## WORK TO BE COMPLETED:
Repeat the entries that appear below, exactly as they are given.

## EXERCISE INPUTS:
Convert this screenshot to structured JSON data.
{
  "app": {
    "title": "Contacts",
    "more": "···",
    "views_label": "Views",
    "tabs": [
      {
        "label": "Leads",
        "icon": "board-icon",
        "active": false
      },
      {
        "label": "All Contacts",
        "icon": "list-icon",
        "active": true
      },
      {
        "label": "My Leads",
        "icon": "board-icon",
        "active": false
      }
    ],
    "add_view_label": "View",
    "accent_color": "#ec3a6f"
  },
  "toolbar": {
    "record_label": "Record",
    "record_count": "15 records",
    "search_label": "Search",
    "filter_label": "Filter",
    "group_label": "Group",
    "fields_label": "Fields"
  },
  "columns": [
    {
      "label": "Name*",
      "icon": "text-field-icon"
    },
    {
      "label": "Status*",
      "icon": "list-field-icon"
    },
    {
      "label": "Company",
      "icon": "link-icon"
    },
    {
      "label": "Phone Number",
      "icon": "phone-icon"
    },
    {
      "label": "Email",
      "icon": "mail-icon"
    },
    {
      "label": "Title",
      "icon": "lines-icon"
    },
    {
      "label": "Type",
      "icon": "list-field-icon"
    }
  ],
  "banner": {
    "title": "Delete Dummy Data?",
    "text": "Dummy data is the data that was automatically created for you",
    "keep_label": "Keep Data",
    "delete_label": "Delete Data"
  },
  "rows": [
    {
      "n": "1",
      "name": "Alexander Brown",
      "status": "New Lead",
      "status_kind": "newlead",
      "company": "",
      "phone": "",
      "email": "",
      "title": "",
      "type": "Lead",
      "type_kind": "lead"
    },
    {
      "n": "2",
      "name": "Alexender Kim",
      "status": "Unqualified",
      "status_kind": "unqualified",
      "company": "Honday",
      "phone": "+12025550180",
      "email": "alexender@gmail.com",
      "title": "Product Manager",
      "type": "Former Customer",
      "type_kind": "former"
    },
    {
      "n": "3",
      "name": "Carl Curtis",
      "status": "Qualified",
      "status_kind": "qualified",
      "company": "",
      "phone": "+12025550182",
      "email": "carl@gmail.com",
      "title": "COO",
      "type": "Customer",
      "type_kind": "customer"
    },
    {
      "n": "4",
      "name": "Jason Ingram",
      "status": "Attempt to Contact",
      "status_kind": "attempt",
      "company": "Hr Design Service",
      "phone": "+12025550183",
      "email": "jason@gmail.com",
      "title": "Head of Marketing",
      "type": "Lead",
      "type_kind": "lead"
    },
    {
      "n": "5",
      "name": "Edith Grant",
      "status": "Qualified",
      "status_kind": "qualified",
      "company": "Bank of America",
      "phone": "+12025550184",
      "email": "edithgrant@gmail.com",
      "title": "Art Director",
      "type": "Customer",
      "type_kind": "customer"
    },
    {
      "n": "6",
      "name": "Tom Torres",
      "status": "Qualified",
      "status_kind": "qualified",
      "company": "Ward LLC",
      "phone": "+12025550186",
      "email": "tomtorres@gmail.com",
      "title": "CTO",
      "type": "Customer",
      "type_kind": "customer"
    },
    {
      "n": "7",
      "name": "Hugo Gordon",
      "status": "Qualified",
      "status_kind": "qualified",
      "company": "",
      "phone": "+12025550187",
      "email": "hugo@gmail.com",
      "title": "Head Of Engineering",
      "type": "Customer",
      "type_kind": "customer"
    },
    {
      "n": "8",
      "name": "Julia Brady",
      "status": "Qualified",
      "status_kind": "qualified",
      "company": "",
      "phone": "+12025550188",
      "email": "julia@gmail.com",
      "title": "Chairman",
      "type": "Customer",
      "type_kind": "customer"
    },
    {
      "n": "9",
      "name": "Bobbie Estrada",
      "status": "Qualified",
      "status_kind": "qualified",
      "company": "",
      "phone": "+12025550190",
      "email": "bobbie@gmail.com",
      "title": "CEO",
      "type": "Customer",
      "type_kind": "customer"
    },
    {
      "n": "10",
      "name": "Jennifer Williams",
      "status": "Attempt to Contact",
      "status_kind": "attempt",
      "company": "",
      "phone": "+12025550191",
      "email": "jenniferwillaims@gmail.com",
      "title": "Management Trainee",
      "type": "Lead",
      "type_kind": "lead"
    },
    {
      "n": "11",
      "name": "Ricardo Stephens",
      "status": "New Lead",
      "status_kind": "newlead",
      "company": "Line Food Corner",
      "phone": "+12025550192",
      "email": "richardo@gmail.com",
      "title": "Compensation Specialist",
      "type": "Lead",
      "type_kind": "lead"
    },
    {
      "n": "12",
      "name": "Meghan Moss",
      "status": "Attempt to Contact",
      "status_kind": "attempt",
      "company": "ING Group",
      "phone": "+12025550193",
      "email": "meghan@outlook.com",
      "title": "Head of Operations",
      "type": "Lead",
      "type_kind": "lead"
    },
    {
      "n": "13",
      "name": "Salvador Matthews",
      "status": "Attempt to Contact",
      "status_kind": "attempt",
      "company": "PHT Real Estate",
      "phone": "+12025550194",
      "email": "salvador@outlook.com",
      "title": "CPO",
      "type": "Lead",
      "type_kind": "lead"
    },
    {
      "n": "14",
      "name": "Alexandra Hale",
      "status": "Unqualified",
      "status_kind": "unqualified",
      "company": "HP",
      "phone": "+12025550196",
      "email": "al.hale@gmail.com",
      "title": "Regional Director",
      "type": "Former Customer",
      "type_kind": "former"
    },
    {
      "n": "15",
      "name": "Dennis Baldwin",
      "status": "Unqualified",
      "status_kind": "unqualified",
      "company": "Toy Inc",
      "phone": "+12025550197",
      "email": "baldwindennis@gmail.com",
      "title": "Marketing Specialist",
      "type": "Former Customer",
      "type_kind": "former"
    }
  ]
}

## OUTPUT:
Convert this screenshot to structured JSON data.
{
  "app": {
    "title": "Contacts",
    "more": "···",
    "views_label": "Views",
    "tabs": [
      {
        "label": "Leads",
        "icon": "board-icon",
        "active": false
      },
      {
        "label": "All Contacts",
        "icon": "list-icon",
        "active": true
      },
      {
        "label": "My Leads",
        "icon": "board-icon",
        "active": false
      }
    ],
    "add_view_label": "View",
    "accent_color": "#ec3a6f"
  },
  "toolbar": {
    "record_label": "Record",
    "record_count": "15 records",
    "search_label": "Search",
    "filter_label": "Filter",
    "group_label": "Group",
    "fields_label": "Fields"
  },
  "columns": [
    {
      "label": "Name*",
      "icon": "text-field-icon"
    },
    {
      "label": "Status*",
      "icon": "list-field-icon"
    },
    {
      "label": "Company",
      "icon": "link-icon"
    },
    {
      "label": "Phone Number",
      "icon": "phone-icon"
    },
    {
      "label": "Email",
      "icon": "mail-icon"
    },
    {
      "label": "Title",
      "icon": "lines-icon"
    },
    {
      "label": "Type",
      "icon": "list-field-icon"
    }
  ],
  "banner": {
    "title": "Delete Dummy Data?",
    "text": "Dummy data is the data that was automatically created for you",
    "keep_label": "Keep Data",
    "delete_label": "Delete Data"
  },
  "rows": [
    {
      "n": "1",
      "name": "Alexander Brown",
      "status": "New Lead",
      "status_kind": "newlead",
      "company": "",
      "phone": "",
      "email": "",
      "title": "",
      "type": "Lead",
      "type_kind": "lead"
    },
    {
      "n": "2",
      "name": "Alexender Kim",
      "status": "Unqualified",
      "status_kind": "unqualified",
      "company": "Honday",
      "phone": "+12025550180",
      "email": "alexender@gmail.com",
      "title": "Product Manager",
      "type": "Former Customer",
      "type_kind": "former"
    },
    {
      "n": "3",
      "name": "Carl Curtis",
      "status": "Qualified",
      "status_kind": "qualified",
      "company": "",
      "phone": "+12025550182",
      "email": "carl@gmail.com",
      "title": "COO",
      "type": "Customer",
      "type_kind": "customer"
    },
    {
      "n": "4",
      "name": "Jason Ingram",
      "status": "Attempt to Contact",
      "status_kind": "attempt",
      "company": "Hr Design Service",
      "phone": "+12025550183",
      "email": "jason@gmail.com",
      "title": "Head of Marketing",
      "type": "Lead",
      "type_kind": "lead"
    },
    {
      "n": "5",
      "name": "Edith Grant",
      "status": "Qualified",
      "status_kind": "qualified",
      "company": "Bank of America",
      "phone": "+12025550184",
      "email": "edithgrant@gmail.com",
      "title": "Art Director",
      "type": "Customer",
      "type_kind": "customer"
    },
    {
      "n": "6",
      "name": "Tom Torres",
      "status": "Qualified",
      "status_kind": "qualified",
      "company": "Ward LLC",
      "phone": "+12025550186",
      "email": "tomtorres@gmail.com",
      "title": "CTO",
      "type": "Customer",
      "type_kind": "customer"
    },
    {
      "n": "7",
      "name": "Hugo Gordon",
      "status": "Qualified",
      "status_kind": "qualified",
      "company": "",
      "phone": "+12025550187",
      "email": "hugo@gmail.com",
      "title": "Head Of Engineering",
      "type": "Customer",
      "type_kind": "customer"
    },
    {
      "n": "8",
      "name": "Julia Brady",
      "status": "Qualified",
      "status_kind": "qualified",
      "company": "",
      "phone": "+12025550188",
      "email": "julia@gmail.com",
      "title": "Chairman",
      "type": "Customer",
      "type_kind": "customer"
    },
    {
      "n": "9",
      "name": "Bobbie Estrada",
      "status": "Qualified",
      "status_kind": "qualified",
      "company": "",
      "phone": "+12025550190",
      "email": "bobbie@gmail.com",
      "title": "CEO",
      "type": "Customer",
      "type_kind": "customer"
    },
    {
      "n": "10",
      "name": "Jennifer Williams",
      "status": "Attempt to Contact",
      "status_kind": "attempt",
      "company": "",
      "phone": "+12025550191",
      "email": "jenniferwillaims@gmail.com",
      "title": "Management Trainee",
      "type": "Lead",
      "type_kind": "lead"
    },
    {
      "n": "11",
      "name": "Ricardo Stephens",
      "status": "New Lead",
      "status_kind": "newlead",
      "company": "Line Food Corner",
      "phone": "+12025550192",
      "email": "richardo@gmail.com",
      "title": "Compensation Specialist",
      "type": "Lead",
      "type_kind": "lead"
    },
    {
      "n": "12",
      "name": "Meghan Moss",
      "status": "Attempt to Contact",
      "status_kind": "attempt",
      "company": "ING Group",
      "phone": "+12025550193",
      "email": "meghan@outlook.com",
      "title": "Head of Operations",
      "type": "Lead",
      "type_kind": "lead"
    },
    {
      "n": "13",
      "name": "Salvador Matthews",
      "status": "Attempt to Contact",
      "status_kind": "attempt",
      "company": "PHT Real Estate",
      "phone": "+12025550194",
      "email": "salvador@outlook.com",
      "title": "CPO",
      "type": "Lead",
      "type_kind": "lead"
    },
    {
      "n": "14",
      "name": "Alexandra Hale",
      "status": "Unqualified",
      "status_kind": "unqualified",
      "company": "HP",
      "phone": "+12025550196",
      "email": "al.hale@gmail.com",
      "title": "Regional Director",
      "type": "Former Customer",
      "type_kind": "former"
    },
    {
      "n": "15",
      "name": "Dennis Baldwin",
      "status": "Unqualified",
      "status_kind": "unqualified",
      "company": "Toy Inc",
      "phone": "+12025550197",
      "email": "baldwindennis@gmail.com",
      "title": "Marketing Specialist",
      "type": "Former Customer",
      "type_kind": "former"
    }
  ]
}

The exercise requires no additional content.